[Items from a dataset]
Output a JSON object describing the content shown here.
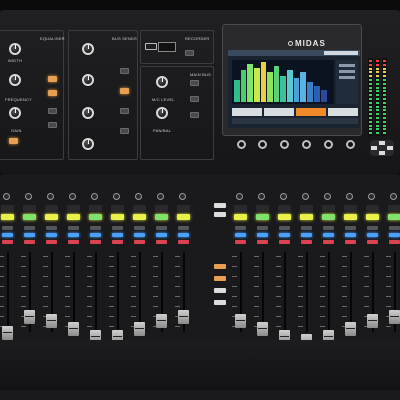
{
  "brand": {
    "logo_text": "MIDAS"
  },
  "sections": {
    "equaliser": "EQUALISER",
    "bus_sends": "BUS SENDS",
    "recorder": "RECORDER",
    "main_bus": "MAIN BUS"
  },
  "knob_labels": {
    "width": "WIDTH",
    "frequency": "FREQUENCY",
    "gain": "GAIN",
    "m_c_level": "M/C LEVEL",
    "pan_bal": "PAN/BAL"
  },
  "screen": {
    "tab_labels": [
      "",
      "",
      "",
      ""
    ],
    "display": "spectrum-analyzer"
  },
  "colors": {
    "select_lcd": "#e9f04a",
    "green_lcd": "#7ee36a",
    "blue_led": "#4aa0ff",
    "red_led": "#ff4a5a",
    "orange_button": "#e8a050",
    "meter_green": "#35d26a",
    "meter_red": "#ff4040"
  },
  "icons": [
    "usb-port-icon",
    "nav-button-cluster-icon"
  ]
}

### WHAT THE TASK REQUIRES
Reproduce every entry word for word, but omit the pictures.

### EXERCISE OUTPUT
Output a JSON object describing the content shown here.
{
  "brand": {
    "logo_text": "MIDAS"
  },
  "sections": {
    "equaliser": "EQUALISER",
    "bus_sends": "BUS SENDS",
    "recorder": "RECORDER",
    "main_bus": "MAIN BUS"
  },
  "knob_labels": {
    "width": "WIDTH",
    "frequency": "FREQUENCY",
    "gain": "GAIN",
    "m_c_level": "M/C LEVEL",
    "pan_bal": "PAN/BAL"
  },
  "screen": {
    "tab_labels": [
      "",
      "",
      "",
      ""
    ],
    "display": "spectrum-analyzer"
  },
  "colors": {
    "select_lcd": "#e9f04a",
    "green_lcd": "#7ee36a",
    "blue_led": "#4aa0ff",
    "red_led": "#ff4a5a",
    "orange_button": "#e8a050",
    "meter_green": "#35d26a",
    "meter_red": "#ff4040"
  },
  "icons": [
    "usb-port-icon",
    "nav-button-cluster-icon"
  ]
}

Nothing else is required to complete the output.